The insanity of it all becomes clear when one realizes this is like nothing so much as giving an alcoholic another bottle of booze and trusting himself to go on the wagon later. Really. This time he’s serious.

European nations have loaned Greece billions time after time, and yet the Greeks continue their profligate social spending and never reform. And the problem is spreading, as Italian and Spanish finances near collapse. But, instead of recognizing the desperate need to find an orderly end to the Euro so that debtor nations can devalue national currencies as much as needed to grow their way out of debt via exports, they keep trying to save it by buying their way out of debt with more debt. This only delays and makes worse the inevitable end: massive defaults, bankruptcies at major banks, and social chaos.

Now we’re getting into the act in a potentially very big and very harmful (to us) way. And on top of our own horrendous debt.

There is no easy way out of the international debt crisis, but surely the way to start is to stop being stuck on stupid.

Footnotes:
(1) Sure, Ben, we won’t bail them out directly. We’ll just do it through our seat at the IMF. That makes all the difference in the world. And I bet you’ll respect us in the morning, too.
(2) Anyone else reminded of a shell game?

(Crossposted at Sister Toldjah)


Why America is exceptional, a graphic example

November 19, 2011

I wrote in the last post of how Lincoln, in his Gettysburg address, captured the essence of American exceptionalism in the ideology of liberty that ties this nation together and makes it so different from almost any other place on Earth.

Well, coincidentally the Pew Research Center published the results of a survey examining the views of Americans and West Europeans on the role of the State and the individual. I think you’ll find the results interesting:
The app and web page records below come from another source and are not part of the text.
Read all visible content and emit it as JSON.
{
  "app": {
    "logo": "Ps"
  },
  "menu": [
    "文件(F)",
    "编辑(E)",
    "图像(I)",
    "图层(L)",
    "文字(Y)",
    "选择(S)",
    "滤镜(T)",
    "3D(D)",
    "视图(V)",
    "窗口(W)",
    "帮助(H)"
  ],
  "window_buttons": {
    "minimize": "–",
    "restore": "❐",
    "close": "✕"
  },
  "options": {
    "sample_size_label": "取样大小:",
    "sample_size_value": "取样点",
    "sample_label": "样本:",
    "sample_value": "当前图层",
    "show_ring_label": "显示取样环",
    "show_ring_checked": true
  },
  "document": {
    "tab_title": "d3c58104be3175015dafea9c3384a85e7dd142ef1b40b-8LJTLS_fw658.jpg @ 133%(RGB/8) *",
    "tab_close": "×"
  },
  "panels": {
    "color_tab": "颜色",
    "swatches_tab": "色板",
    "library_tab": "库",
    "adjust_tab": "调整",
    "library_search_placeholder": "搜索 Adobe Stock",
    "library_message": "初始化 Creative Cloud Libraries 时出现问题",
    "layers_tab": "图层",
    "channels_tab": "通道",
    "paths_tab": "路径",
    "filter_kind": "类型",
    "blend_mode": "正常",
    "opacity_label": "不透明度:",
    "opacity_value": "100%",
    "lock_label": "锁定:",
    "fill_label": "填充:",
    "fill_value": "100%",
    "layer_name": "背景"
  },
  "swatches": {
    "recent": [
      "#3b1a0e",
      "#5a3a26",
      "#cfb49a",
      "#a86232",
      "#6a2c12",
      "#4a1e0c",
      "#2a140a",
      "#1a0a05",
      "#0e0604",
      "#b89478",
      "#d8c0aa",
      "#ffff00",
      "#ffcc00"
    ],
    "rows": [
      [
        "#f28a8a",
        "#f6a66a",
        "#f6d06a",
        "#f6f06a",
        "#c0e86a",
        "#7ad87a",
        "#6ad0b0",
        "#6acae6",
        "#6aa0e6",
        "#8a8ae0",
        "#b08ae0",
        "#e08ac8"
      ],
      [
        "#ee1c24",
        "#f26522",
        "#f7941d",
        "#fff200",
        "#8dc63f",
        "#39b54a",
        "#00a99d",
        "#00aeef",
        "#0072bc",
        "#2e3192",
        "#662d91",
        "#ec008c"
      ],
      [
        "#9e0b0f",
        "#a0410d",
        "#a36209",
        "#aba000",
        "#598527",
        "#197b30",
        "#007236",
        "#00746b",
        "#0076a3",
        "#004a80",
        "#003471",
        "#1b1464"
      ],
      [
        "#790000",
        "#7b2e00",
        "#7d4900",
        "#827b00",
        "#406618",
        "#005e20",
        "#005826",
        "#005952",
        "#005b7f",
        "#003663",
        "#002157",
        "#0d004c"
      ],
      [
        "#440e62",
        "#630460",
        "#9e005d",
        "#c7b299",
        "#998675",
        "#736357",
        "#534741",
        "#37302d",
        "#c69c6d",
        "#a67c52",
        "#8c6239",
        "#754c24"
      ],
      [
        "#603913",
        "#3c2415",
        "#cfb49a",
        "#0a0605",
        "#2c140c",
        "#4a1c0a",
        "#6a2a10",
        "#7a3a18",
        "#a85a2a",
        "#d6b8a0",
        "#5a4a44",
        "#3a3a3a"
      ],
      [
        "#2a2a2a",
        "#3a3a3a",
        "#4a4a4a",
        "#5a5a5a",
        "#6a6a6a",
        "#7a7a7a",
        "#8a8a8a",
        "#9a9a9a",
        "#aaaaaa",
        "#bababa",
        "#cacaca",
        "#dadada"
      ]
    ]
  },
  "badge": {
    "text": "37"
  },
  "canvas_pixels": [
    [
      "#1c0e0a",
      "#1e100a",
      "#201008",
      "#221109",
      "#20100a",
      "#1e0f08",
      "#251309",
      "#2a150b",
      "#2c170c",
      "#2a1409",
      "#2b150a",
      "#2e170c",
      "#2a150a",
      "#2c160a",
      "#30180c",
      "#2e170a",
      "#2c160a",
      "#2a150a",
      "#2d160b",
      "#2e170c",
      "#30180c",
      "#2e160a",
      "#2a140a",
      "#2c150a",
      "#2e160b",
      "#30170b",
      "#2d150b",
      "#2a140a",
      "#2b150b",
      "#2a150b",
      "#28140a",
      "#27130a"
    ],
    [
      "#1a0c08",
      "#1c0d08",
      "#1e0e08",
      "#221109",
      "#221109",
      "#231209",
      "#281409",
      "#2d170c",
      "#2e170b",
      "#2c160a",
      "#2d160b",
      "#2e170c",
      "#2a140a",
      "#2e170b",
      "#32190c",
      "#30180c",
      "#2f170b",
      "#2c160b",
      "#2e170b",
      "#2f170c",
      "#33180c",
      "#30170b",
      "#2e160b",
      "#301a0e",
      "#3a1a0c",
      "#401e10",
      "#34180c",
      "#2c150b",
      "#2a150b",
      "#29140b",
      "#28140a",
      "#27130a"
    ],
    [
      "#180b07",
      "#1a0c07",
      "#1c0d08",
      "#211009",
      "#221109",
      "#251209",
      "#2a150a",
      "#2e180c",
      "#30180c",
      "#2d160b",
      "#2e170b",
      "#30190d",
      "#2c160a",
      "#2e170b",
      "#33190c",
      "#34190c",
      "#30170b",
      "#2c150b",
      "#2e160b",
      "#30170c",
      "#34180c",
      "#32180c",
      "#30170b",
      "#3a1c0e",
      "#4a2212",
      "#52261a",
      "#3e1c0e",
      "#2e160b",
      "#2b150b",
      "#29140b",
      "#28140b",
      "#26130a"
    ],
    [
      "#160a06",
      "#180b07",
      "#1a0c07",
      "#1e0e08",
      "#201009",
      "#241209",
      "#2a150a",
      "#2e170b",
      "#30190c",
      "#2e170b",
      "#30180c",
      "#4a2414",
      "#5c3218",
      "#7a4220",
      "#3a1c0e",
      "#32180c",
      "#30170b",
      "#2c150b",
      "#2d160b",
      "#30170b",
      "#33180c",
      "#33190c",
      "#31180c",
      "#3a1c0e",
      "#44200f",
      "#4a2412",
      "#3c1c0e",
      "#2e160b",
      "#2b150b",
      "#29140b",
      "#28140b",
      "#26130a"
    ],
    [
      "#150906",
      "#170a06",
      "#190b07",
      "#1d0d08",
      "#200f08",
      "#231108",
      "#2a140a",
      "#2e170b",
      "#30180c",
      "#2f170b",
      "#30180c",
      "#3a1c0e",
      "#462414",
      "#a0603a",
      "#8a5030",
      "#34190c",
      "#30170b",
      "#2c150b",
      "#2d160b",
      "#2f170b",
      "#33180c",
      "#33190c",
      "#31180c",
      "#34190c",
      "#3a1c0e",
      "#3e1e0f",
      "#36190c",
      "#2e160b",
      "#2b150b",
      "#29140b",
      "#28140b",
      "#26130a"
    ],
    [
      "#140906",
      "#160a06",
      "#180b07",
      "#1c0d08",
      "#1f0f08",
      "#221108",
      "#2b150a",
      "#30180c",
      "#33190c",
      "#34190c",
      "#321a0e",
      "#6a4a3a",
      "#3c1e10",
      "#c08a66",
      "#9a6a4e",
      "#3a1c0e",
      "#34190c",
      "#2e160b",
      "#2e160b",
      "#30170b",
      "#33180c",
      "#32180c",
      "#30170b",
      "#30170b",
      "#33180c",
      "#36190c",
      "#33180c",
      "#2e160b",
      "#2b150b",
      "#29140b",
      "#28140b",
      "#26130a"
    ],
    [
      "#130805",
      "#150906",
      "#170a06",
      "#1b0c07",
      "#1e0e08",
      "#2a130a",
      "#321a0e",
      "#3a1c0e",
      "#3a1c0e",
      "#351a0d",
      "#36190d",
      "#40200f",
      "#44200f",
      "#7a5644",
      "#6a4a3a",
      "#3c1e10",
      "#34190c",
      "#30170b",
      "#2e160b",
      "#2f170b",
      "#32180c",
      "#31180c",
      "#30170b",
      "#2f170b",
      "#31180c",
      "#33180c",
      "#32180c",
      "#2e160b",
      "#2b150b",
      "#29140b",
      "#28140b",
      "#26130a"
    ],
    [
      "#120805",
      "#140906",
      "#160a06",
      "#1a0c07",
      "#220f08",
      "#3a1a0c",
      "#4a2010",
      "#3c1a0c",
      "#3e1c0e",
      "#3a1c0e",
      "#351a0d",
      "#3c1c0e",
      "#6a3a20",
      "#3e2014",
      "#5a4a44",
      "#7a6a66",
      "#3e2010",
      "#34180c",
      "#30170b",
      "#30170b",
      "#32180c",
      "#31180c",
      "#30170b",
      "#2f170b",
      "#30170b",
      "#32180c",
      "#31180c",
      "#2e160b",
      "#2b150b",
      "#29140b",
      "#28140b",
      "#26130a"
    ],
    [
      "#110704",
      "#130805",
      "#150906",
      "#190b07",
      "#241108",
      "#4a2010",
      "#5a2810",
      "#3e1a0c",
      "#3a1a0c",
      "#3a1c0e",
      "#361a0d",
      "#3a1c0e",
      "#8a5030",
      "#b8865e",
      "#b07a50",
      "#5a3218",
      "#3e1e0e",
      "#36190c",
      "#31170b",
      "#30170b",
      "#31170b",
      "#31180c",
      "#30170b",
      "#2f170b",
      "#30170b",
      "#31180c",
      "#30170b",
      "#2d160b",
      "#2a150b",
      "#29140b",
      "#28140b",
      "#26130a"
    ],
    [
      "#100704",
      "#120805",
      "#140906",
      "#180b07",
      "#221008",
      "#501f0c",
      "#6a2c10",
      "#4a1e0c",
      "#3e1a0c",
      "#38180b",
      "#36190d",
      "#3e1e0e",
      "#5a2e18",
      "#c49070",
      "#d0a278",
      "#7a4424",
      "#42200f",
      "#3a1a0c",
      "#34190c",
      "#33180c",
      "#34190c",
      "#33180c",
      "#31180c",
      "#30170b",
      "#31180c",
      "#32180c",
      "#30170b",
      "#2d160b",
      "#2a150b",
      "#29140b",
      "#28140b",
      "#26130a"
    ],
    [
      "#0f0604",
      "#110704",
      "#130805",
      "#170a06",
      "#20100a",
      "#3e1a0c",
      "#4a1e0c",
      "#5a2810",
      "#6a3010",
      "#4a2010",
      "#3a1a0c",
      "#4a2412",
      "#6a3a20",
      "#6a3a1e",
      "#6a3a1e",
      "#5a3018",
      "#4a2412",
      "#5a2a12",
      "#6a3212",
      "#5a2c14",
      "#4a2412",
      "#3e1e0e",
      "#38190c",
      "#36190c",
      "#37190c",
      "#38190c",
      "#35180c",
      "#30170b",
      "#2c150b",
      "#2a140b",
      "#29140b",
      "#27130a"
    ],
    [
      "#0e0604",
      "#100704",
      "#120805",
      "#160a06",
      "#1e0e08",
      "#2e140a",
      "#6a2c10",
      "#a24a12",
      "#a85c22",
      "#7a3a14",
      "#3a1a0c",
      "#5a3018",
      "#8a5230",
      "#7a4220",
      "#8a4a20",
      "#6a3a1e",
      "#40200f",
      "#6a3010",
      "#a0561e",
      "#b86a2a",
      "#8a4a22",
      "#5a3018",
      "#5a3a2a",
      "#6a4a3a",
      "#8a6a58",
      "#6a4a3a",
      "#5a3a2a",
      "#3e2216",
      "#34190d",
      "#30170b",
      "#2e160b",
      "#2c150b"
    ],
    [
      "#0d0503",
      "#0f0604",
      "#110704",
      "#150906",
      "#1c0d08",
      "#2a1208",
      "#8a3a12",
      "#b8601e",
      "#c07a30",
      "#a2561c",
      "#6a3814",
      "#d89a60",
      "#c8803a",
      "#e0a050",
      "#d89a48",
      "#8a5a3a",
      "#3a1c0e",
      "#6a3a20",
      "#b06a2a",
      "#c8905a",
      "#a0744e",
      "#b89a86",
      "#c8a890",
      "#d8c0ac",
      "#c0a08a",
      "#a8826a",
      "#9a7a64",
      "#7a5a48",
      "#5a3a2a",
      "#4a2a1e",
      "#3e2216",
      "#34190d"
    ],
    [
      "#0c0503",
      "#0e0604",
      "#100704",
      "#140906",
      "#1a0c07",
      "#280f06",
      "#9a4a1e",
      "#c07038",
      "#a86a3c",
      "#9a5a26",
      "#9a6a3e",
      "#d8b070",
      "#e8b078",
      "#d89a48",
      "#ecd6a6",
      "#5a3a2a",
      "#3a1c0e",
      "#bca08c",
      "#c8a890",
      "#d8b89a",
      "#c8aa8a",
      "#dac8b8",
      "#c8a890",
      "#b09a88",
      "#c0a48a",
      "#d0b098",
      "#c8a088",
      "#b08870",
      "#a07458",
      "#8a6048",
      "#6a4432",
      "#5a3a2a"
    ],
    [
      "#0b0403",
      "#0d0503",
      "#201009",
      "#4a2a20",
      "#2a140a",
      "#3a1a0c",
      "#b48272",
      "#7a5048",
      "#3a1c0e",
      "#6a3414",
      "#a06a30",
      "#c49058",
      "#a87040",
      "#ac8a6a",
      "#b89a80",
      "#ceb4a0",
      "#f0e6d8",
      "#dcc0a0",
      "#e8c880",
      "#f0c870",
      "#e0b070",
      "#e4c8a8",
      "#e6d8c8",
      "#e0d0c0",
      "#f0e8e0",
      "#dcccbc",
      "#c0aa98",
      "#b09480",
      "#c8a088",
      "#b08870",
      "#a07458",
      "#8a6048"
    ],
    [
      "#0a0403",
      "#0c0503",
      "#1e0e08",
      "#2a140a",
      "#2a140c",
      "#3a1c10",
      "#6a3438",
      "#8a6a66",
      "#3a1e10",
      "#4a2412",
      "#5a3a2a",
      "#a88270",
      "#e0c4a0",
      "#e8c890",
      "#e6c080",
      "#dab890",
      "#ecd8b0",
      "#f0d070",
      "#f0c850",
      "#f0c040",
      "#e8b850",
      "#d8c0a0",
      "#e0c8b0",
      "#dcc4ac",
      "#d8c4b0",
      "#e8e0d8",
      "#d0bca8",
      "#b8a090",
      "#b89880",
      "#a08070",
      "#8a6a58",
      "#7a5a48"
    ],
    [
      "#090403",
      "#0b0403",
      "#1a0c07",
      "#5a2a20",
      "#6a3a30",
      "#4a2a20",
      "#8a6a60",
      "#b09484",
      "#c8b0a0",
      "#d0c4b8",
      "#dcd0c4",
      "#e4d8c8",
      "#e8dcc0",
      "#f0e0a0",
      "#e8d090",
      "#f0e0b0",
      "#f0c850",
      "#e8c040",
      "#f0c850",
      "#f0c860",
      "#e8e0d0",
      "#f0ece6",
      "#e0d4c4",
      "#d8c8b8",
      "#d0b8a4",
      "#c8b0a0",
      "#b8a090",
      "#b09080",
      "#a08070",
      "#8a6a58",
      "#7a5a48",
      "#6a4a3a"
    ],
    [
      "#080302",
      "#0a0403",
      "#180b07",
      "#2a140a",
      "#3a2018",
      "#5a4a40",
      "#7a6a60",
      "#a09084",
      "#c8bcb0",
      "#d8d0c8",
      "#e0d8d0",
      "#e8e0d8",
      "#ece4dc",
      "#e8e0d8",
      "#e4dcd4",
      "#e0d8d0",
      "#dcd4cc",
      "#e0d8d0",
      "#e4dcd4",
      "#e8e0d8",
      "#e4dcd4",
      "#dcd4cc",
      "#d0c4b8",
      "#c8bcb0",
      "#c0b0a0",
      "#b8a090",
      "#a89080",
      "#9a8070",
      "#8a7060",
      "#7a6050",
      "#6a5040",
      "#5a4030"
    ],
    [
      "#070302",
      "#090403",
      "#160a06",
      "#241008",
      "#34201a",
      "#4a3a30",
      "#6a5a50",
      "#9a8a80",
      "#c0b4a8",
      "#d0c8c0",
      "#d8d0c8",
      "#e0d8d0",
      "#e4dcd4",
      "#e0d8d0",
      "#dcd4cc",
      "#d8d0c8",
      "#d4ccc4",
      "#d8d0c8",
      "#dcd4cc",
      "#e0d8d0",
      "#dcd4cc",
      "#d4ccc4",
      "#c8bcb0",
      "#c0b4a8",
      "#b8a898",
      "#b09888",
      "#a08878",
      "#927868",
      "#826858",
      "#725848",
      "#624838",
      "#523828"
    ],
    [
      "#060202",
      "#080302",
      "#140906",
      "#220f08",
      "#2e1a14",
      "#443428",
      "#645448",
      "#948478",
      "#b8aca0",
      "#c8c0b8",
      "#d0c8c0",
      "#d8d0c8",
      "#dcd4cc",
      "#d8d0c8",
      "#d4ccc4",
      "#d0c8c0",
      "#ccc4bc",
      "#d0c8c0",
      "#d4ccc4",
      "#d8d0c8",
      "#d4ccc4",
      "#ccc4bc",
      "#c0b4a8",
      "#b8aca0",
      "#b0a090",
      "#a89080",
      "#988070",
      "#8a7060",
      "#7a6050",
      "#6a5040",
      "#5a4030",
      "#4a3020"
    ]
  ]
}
The difference is stark, wouldn’t you agree? Forget the Continent, where statism rather than liberty has been the rule and where the “Anglo-American system” (i.e., classical liberalism) is often held up as a bogeyman, but we’re almost polar opposites from our British cousins, from whom we inherited almost our whole political tradition.

And we’re seeing that play out in our national political drama, as time and again the majority of Americans have opposed the vast expansion of the federal government under Obama. When a truly large demonstrations took place here, it was against massive federal borrowing and the expansion of the state via ObamaCare. When people took to the streets in Europe, for example in France when the government proposed mild entitlement reforms, it was to demand an even bigger state and more “free stuff.”

The percentage preferring liberty to being coddled by the government is too low for my tastes, but it’s still a hopeful sign that we can largely avoid going down the same drain as the EU.

It also shows, in this case via social science rather than oratory, just how unusual we are.

via Dan Mitchell

(Crossposted at Sister Toldjah)


Quote of the Morning, Euro-panic edition

September 12, 2011

From Walter Russell Mead, on the creation of the Euro:

Creating a monetary union without a true federal government is looking more and more like the biggest European policy mistake since Britain and France let Hitler have the Sudetenland.

Visit his blog to find out why.

Looks to be a rocky Monday out there.